The Coast News Group
At last year’s WeAllCount event, volunteers mark a map where homeless are spotted. Collected data helps to determine county program funding. File photo by Promise Yee
Community Featured Lead Story Oceanside Oceanside Featured

Call goes out for annual homeless count volunteers

OCEANSIDE — Oceanside is readying to take an annual count of city homeless Jan. 27.

The yearly WeAllCount census is coordinated by the Regional Task Force on the Homeless.

It collects data that is used to determine county program funding. The count is mandatory to receive Housing and Urban Development funds.

It also gives cities and service providers a better look at the problem, and clearer understanding of the scope, impact and potential solutions to homelessness.

During the point in time count small groups of volunteers scour the city and record the number and locations of unsheltered homeless.

Each volunteer team receives a map of areas to cover and a flashlight to help them navigate in the early morning darkness. Groups drive to assigned locations and then scout and tally on foot.

They look for places homeless might shelter, like behind a wall or under an overpass.

Then they mark on the map where they spotted a homeless person. Symbols are used to indicate whether the person is in a tent, car or unsheltered.

Homeless individuals are not disturbed.

Police officers also count homeless in highly vegetated areas where homeless encampments may be located.

Police teams are led by Homeless Outreach Team officers who work as year round advocates to help city homeless connect with services and get back on their feet.

Two additional days are set aside to interview homeless individuals. The interviews take place at Brother Benno’s soup kitchen.

During the interviews homeless individuals are asked about their circumstances. Gathered data helps determine allocations of earmarked funds for homeless veterans and mentally ill.

Homeless individuals who agree to an interview receive new socks and a $10 Subway gift certificate.

Angie Hanifin, city housing program manager, said the goal is to know all city homeless by name, and move forward with efforts to get them housed.

The experience is eye opening for volunteers. Hanifin said volunteering to count or interview homeless individuals makes people more aware of the problem.

“You’re talking face to face about what happened to them, and how they got to where they are,” Hanifin said. “Some are hopeful, some are discouraged.”

Volunteers who helped with last year’s count said it provides useful information.

Last year the number of Oceanside unsheltered homeless more than doubled. In 2015, 158 unsheltered homeless were counted. In 2016 there were 392.

Hanifin said the jump may be due to a more accurate count than previous years.

“We have more police and code enforcement counting in areas that we could not send volunteers,” Hanifin said.

Oceanside has participated in the point in time count for four years.
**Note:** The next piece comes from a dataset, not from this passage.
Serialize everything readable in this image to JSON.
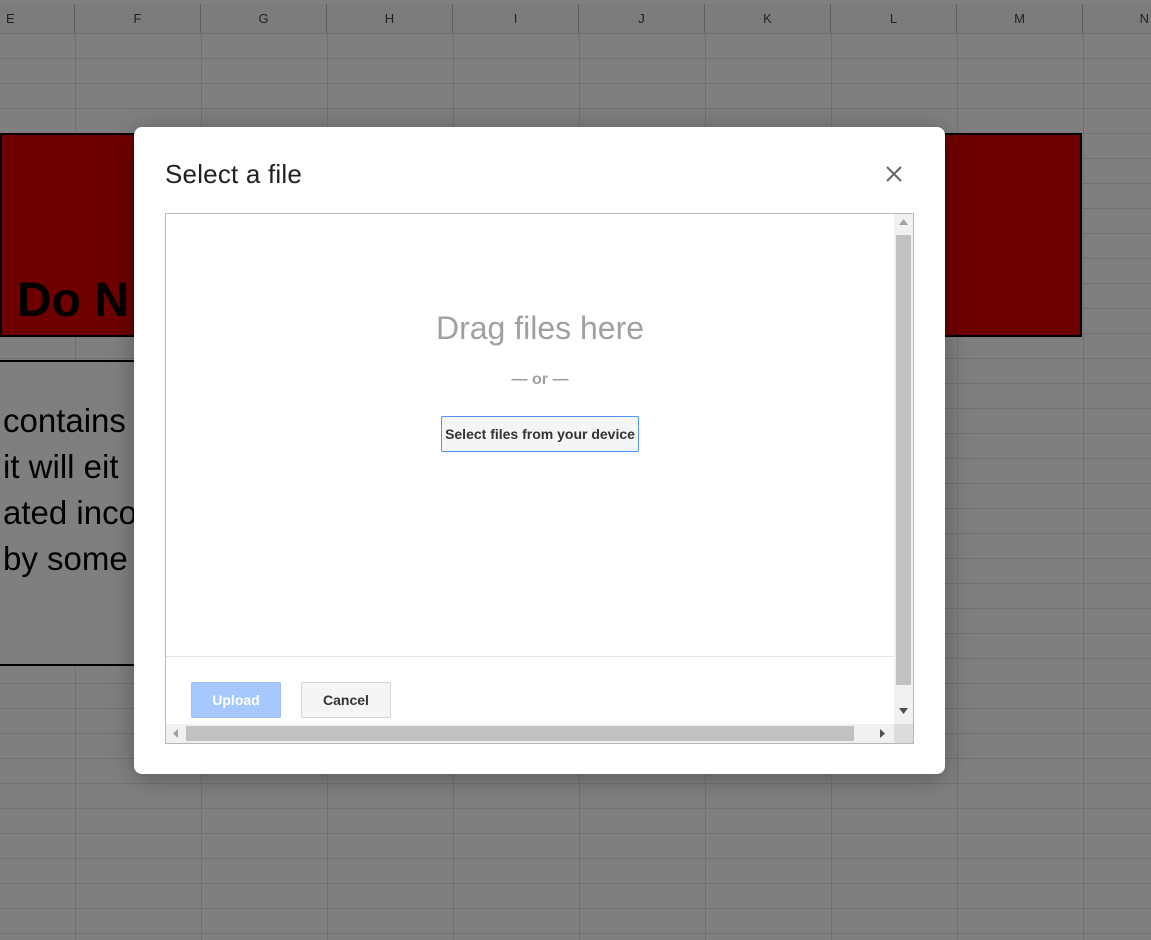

Countywide more than 1,000 volunteers participate.

For more information on volunteering for WeAllCount go to or call Angie Hanifin at (760) 435-3363.